  abstract     = {Gymnadenia conopsea s.l., the fragrant orchid is widely distributed over Europe and adjacent parts of Asia. It is frequently found in open grassland, woodland and rich fen habitats, particularly in calcareous regions. The species is characterized by a high variation in morphological and genetic characters including plant height, floral characters, flowering time, habitat preferences, allozymes and microsatellite markers. Traditionally, G. conopsea s.l. has been subdivided into intraspecific taxa on the basis of variation in size and flowering time, an early- to late-flowering, small to medium-sized type as G. conopsea sensu stricto, and a late-flowering broad-leaved and many-flowered type as G. conopsea var. densiflora. In this study, the three molecular data sets of plastid microsatellites, nuclear microsatellites and ITS were investigated to examine whether these data sets supported separation in morphology and flowering period. The correlations between data sets were also analyzed at different geographic scales over the European distribution range, in Sweden and within one major site on the island of Gotland. The results showed that early-flowering G. conopsea is far more genetically variable, having more alleles per locus and higher values of genetic diversity than the late-flowering types (late-flowering G. conopsea and G. conopsea var. densiflora). According to the combination of three molecular data sets, flowering period, distribution and morphology, I found at least six population groups in this study: (1) G. frivaldii, (2) G. odoratissima, (3) northern early-flowering G. conopsea, (4) southern early-flowering G. conopsea, (5) late-flowering G. conopsea and (6) G. conopsea var. densiflora. The study has approved that there was a strong genetic differentiation between early-flowering subgroups and late-flowering subgroups in G. conopsea s.l. based on three different molecular markers and that the three data sets reveal similar differentiation patterns.},

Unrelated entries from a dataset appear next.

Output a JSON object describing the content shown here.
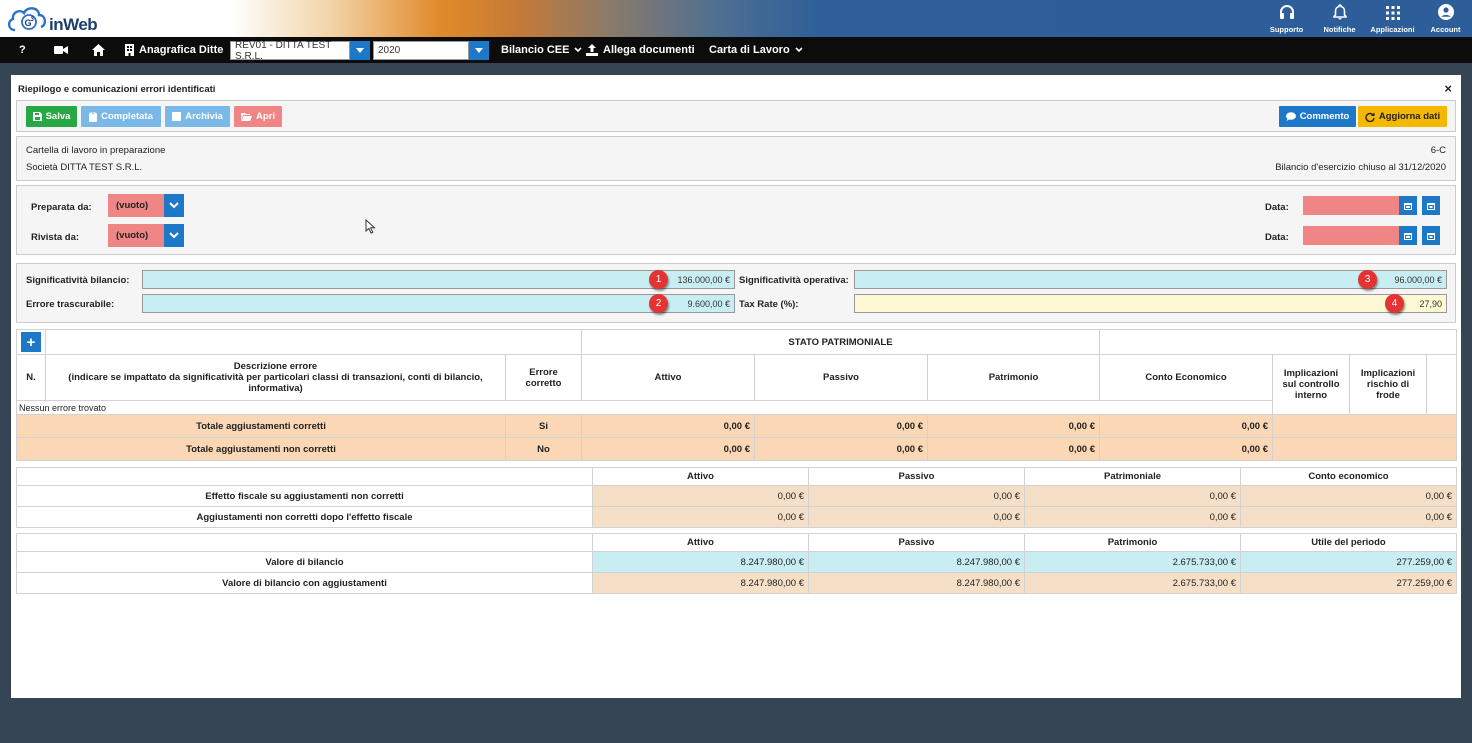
{
  "header": {
    "logo_text": "inWeb",
    "actions": [
      {
        "label": "Supporto",
        "icon": "headset-icon"
      },
      {
        "label": "Notifiche",
        "icon": "bell-icon"
      },
      {
        "label": "Applicazioni",
        "icon": "apps-grid-icon"
      },
      {
        "label": "Account",
        "icon": "account-icon"
      }
    ]
  },
  "nav": {
    "help": "?",
    "anagrafica": "Anagrafica Ditte",
    "company_select": "REV01 - DITTA TEST S.R.L.",
    "year_select": "2020",
    "bilancio": "Bilancio CEE",
    "allega": "Allega documenti",
    "carta": "Carta di Lavoro"
  },
  "panel": {
    "title": "Riepilogo e comunicazioni errori identificati",
    "close": "×"
  },
  "toolbar": {
    "save": "Salva",
    "completed": "Completata",
    "archive": "Archivia",
    "open": "Apri",
    "comment": "Commento",
    "refresh": "Aggiorna dati",
    "colors": {
      "save": "#28a745",
      "completed": "#7ab8e8",
      "archive": "#7ab8e8",
      "open": "#ef8585",
      "comment": "#1e78c8",
      "refresh": "#f5b800"
    }
  },
  "info": {
    "status": "Cartella di lavoro in preparazione",
    "code": "6-C",
    "company": "Società DITTA TEST S.R.L.",
    "closing": "Bilancio d'esercizio chiuso al 31/12/2020"
  },
  "review": {
    "prepared_label": "Preparata da:",
    "prepared_value": "(vuoto)",
    "reviewed_label": "Rivista da:",
    "reviewed_value": "(vuoto)",
    "date_label": "Data:"
  },
  "materiality": {
    "balance_label": "Significatività bilancio:",
    "balance_value": "136.000,00 €",
    "operational_label": "Significatività operativa:",
    "operational_value": "96.000,00 €",
    "trivial_label": "Errore trascurabile:",
    "trivial_value": "9.600,00 €",
    "tax_label": "Tax Rate (%):",
    "tax_value": "27,90",
    "badges": [
      "1",
      "2",
      "3",
      "4"
    ]
  },
  "errors_table": {
    "add": "+",
    "group_header": "STATO PATRIMONIALE",
    "headers": {
      "n": "N.",
      "desc_1": "Descrizione errore",
      "desc_2": "(indicare se impattato da significatività per particolari classi di transazioni, conti di bilancio, informativa)",
      "corrected_1": "Errore",
      "corrected_2": "corretto",
      "attivo": "Attivo",
      "passivo": "Passivo",
      "patrimonio": "Patrimonio",
      "ce": "Conto Economico",
      "ctrl_1": "Implicazioni",
      "ctrl_2": "sul controllo",
      "ctrl_3": "interno",
      "fraud_1": "Implicazioni",
      "fraud_2": "rischio di",
      "fraud_3": "frode"
    },
    "empty": "Nessun errore trovato",
    "totals": [
      {
        "label": "Totale aggiustamenti corretti",
        "flag": "Si",
        "attivo": "0,00 €",
        "passivo": "0,00 €",
        "patrimonio": "0,00 €",
        "ce": "0,00 €"
      },
      {
        "label": "Totale aggiustamenti non corretti",
        "flag": "No",
        "attivo": "0,00 €",
        "passivo": "0,00 €",
        "patrimonio": "0,00 €",
        "ce": "0,00 €"
      }
    ]
  },
  "tax_table": {
    "headers": [
      "Attivo",
      "Passivo",
      "Patrimoniale",
      "Conto economico"
    ],
    "rows": [
      {
        "label": "Effetto fiscale su aggiustamenti non corretti",
        "values": [
          "0,00 €",
          "0,00 €",
          "0,00 €",
          "0,00 €"
        ]
      },
      {
        "label": "Aggiustamenti non corretti dopo l'effetto fiscale",
        "values": [
          "0,00 €",
          "0,00 €",
          "0,00 €",
          "0,00 €"
        ]
      }
    ]
  },
  "balance_table": {
    "headers": [
      "Attivo",
      "Passivo",
      "Patrimonio",
      "Utile del periodo"
    ],
    "rows": [
      {
        "label": "Valore di bilancio",
        "values": [
          "8.247.980,00 €",
          "8.247.980,00 €",
          "2.675.733,00 €",
          "277.259,00 €"
        ]
      },
      {
        "label": "Valore di bilancio con aggiustamenti",
        "values": [
          "8.247.980,00 €",
          "8.247.980,00 €",
          "2.675.733,00 €",
          "277.259,00 €"
        ]
      }
    ]
  }
}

  author       = {Saenruen, Anupong},
  language     = {eng},
  note         = {Student Paper},
  title        = {Molecular Systematics of the Gymnadenia conopsea Complex (Orchidaceae)},
  year         = {2014},
}